YOUR TASK: Each record below must be retyped exactly, with nothing left out.

*** Opening of SOURCE DATA ***

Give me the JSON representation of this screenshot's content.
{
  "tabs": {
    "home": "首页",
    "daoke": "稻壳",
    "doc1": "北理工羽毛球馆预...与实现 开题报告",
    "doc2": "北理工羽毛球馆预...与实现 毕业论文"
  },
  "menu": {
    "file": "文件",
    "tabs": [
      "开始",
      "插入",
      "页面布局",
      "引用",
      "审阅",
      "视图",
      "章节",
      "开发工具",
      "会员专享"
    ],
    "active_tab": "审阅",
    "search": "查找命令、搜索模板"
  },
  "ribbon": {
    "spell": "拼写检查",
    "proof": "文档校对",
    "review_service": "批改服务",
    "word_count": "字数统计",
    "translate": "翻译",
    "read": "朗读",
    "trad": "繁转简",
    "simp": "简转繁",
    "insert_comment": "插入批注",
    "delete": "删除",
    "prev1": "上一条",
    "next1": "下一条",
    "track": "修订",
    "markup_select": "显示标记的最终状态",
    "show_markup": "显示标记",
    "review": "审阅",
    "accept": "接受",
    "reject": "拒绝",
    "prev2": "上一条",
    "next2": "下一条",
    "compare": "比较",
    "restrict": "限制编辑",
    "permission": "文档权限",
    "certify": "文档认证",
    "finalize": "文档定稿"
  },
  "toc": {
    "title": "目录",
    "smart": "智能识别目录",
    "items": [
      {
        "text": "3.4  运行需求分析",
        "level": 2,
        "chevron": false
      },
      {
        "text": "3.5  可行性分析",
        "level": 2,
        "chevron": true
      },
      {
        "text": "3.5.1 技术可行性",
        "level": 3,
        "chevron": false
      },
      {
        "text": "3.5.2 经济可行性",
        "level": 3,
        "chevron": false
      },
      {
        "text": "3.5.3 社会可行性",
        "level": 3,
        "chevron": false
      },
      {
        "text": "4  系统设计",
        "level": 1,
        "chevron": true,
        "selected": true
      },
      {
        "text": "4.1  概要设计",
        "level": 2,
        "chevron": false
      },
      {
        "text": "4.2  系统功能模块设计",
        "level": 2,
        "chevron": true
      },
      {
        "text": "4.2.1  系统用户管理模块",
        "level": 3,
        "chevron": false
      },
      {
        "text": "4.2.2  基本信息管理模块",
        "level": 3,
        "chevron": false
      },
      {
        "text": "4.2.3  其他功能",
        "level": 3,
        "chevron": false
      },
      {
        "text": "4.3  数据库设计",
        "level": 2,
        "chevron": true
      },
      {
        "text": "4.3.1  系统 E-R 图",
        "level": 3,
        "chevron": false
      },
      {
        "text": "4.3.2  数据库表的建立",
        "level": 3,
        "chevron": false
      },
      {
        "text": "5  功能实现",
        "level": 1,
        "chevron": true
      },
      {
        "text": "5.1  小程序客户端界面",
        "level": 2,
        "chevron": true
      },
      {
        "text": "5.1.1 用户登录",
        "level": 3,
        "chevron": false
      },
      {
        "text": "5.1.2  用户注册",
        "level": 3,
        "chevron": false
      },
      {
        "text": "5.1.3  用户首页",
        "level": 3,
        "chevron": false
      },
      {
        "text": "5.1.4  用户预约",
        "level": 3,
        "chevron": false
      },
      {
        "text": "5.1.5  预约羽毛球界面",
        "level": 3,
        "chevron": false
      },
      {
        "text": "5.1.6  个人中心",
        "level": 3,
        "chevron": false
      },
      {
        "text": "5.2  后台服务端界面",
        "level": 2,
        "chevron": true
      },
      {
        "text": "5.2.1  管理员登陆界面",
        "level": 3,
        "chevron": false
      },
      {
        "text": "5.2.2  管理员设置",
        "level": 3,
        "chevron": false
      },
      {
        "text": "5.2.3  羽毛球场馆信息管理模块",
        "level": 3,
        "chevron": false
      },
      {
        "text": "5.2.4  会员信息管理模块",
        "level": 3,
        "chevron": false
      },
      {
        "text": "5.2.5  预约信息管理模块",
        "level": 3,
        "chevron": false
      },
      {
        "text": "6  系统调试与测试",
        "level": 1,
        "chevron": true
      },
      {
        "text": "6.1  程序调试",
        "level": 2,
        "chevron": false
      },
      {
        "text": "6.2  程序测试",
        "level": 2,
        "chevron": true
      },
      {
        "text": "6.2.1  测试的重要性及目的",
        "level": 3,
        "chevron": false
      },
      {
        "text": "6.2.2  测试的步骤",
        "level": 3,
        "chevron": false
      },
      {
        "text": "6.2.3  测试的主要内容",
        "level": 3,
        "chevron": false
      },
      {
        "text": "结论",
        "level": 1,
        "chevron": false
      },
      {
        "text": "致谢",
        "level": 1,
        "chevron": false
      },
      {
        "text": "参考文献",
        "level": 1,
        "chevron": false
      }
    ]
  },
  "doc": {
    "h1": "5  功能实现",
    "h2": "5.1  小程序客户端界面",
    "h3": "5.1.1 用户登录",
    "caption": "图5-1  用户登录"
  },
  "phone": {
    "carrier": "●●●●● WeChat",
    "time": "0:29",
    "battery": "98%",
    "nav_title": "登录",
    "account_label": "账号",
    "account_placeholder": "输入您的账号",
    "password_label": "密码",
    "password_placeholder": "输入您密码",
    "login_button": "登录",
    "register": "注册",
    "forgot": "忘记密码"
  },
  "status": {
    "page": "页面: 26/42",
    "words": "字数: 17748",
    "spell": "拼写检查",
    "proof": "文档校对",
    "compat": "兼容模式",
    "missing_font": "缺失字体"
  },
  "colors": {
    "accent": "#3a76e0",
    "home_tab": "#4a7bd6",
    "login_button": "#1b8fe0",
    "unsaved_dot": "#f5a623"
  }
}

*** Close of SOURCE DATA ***

ANSWER AREA:
Give me the JSON representation of this screenshot's content.
{
  "tabs": {
    "home": "首页",
    "daoke": "稻壳",
    "doc1": "北理工羽毛球馆预...与实现 开题报告",
    "doc2": "北理工羽毛球馆预...与实现 毕业论文"
  },
  "menu": {
    "file": "文件",
    "tabs": [
      "开始",
      "插入",
      "页面布局",
      "引用",
      "审阅",
      "视图",
      "章节",
      "开发工具",
      "会员专享"
    ],
    "active_tab": "审阅",
    "search": "查找命令、搜索模板"
  },
  "ribbon": {
    "spell": "拼写检查",
    "proof": "文档校对",
    "review_service": "批改服务",
    "word_count": "字数统计",
    "translate": "翻译",
    "read": "朗读",
    "trad": "繁转简",
    "simp": "简转繁",
    "insert_comment": "插入批注",
    "delete": "删除",
    "prev1": "上一条",
    "next1": "下一条",
    "track": "修订",
    "markup_select": "显示标记的最终状态",
    "show_markup": "显示标记",
    "review": "审阅",
    "accept": "接受",
    "reject": "拒绝",
    "prev2": "上一条",
    "next2": "下一条",
    "compare": "比较",
    "restrict": "限制编辑",
    "permission": "文档权限",
    "certify": "文档认证",
    "finalize": "文档定稿"
  },
  "toc": {
    "title": "目录",
    "smart": "智能识别目录",
    "items": [
      {
        "text": "3.4  运行需求分析",
        "level": 2,
        "chevron": false
      },
      {
        "text": "3.5  可行性分析",
        "level": 2,
        "chevron": true
      },
      {
        "text": "3.5.1 技术可行性",
        "level": 3,
        "chevron": false
      },
      {
        "text": "3.5.2 经济可行性",
        "level": 3,
        "chevron": false
      },
      {
        "text": "3.5.3 社会可行性",
        "level": 3,
        "chevron": false
      },
      {
        "text": "4  系统设计",
        "level": 1,
        "chevron": true,
        "selected": true
      },
      {
        "text": "4.1  概要设计",
        "level": 2,
        "chevron": false
      },
      {
        "text": "4.2  系统功能模块设计",
        "level": 2,
        "chevron": true
      },
      {
        "text": "4.2.1  系统用户管理模块",
        "level": 3,
        "chevron": false
      },
      {
        "text": "4.2.2  基本信息管理模块",
        "level": 3,
        "chevron": false
      },
      {
        "text": "4.2.3  其他功能",
        "level": 3,
        "chevron": false
      },
      {
        "text": "4.3  数据库设计",
        "level": 2,
        "chevron": true
      },
      {
        "text": "4.3.1  系统 E-R 图",
        "level": 3,
        "chevron": false
      },
      {
        "text": "4.3.2  数据库表的建立",
        "level": 3,
        "chevron": false
      },
      {
        "text": "5  功能实现",
        "level": 1,
        "chevron": true
      },
      {
        "text": "5.1  小程序客户端界面",
        "level": 2,
        "chevron": true
      },
      {
        "text": "5.1.1 用户登录",
        "level": 3,
        "chevron": false
      },
      {
        "text": "5.1.2  用户注册",
        "level": 3,
        "chevron": false
      },
      {
        "text": "5.1.3  用户首页",
        "level": 3,
        "chevron": false
      },
      {
        "text": "5.1.4  用户预约",
        "level": 3,
        "chevron": false
      },
      {
        "text": "5.1.5  预约羽毛球界面",
        "level": 3,
        "chevron": false
      },
      {
        "text": "5.1.6  个人中心",
        "level": 3,
        "chevron": false
      },
      {
        "text": "5.2  后台服务端界面",
        "level": 2,
        "chevron": true
      },
      {
        "text": "5.2.1  管理员登陆界面",
        "level": 3,
        "chevron": false
      },
      {
        "text": "5.2.2  管理员设置",
        "level": 3,
        "chevron": false
      },
      {
        "text": "5.2.3  羽毛球场馆信息管理模块",
        "level": 3,
        "chevron": false
      },
      {
        "text": "5.2.4  会员信息管理模块",
        "level": 3,
        "chevron": false
      },
      {
        "text": "5.2.5  预约信息管理模块",
        "level": 3,
        "chevron": false
      },
      {
        "text": "6  系统调试与测试",
        "level": 1,
        "chevron": true
      },
      {
        "text": "6.1  程序调试",
        "level": 2,
        "chevron": false
      },
      {
        "text": "6.2  程序测试",
        "level": 2,
        "chevron": true
      },
      {
        "text": "6.2.1  测试的重要性及目的",
        "level": 3,
        "chevron": false
      },
      {
        "text": "6.2.2  测试的步骤",
        "level": 3,
        "chevron": false
      },
      {
        "text": "6.2.3  测试的主要内容",
        "level": 3,
        "chevron": false
      },
      {
        "text": "结论",
        "level": 1,
        "chevron": false
      },
      {
        "text": "致谢",
        "level": 1,
        "chevron": false
      },
      {
        "text": "参考文献",
        "level": 1,
        "chevron": false
      }
    ]
  },
  "doc": {
    "h1": "5  功能实现",
    "h2": "5.1  小程序客户端界面",
    "h3": "5.1.1 用户登录",
    "caption": "图5-1  用户登录"
  },
  "phone": {
    "carrier": "●●●●● WeChat",
    "time": "0:29",
    "battery": "98%",
    "nav_title": "登录",
    "account_label": "账号",
    "account_placeholder": "输入您的账号",
    "password_label": "密码",
    "password_placeholder": "输入您密码",
    "login_button": "登录",
    "register": "注册",
    "forgot": "忘记密码"
  },
  "status": {
    "page": "页面: 26/42",
    "words": "字数: 17748",
    "spell": "拼写检查",
    "proof": "文档校对",
    "compat": "兼容模式",
    "missing_font": "缺失字体"
  },
  "colors": {
    "accent": "#3a76e0",
    "home_tab": "#4a7bd6",
    "login_button": "#1b8fe0",
    "unsaved_dot": "#f5a623"
  }
}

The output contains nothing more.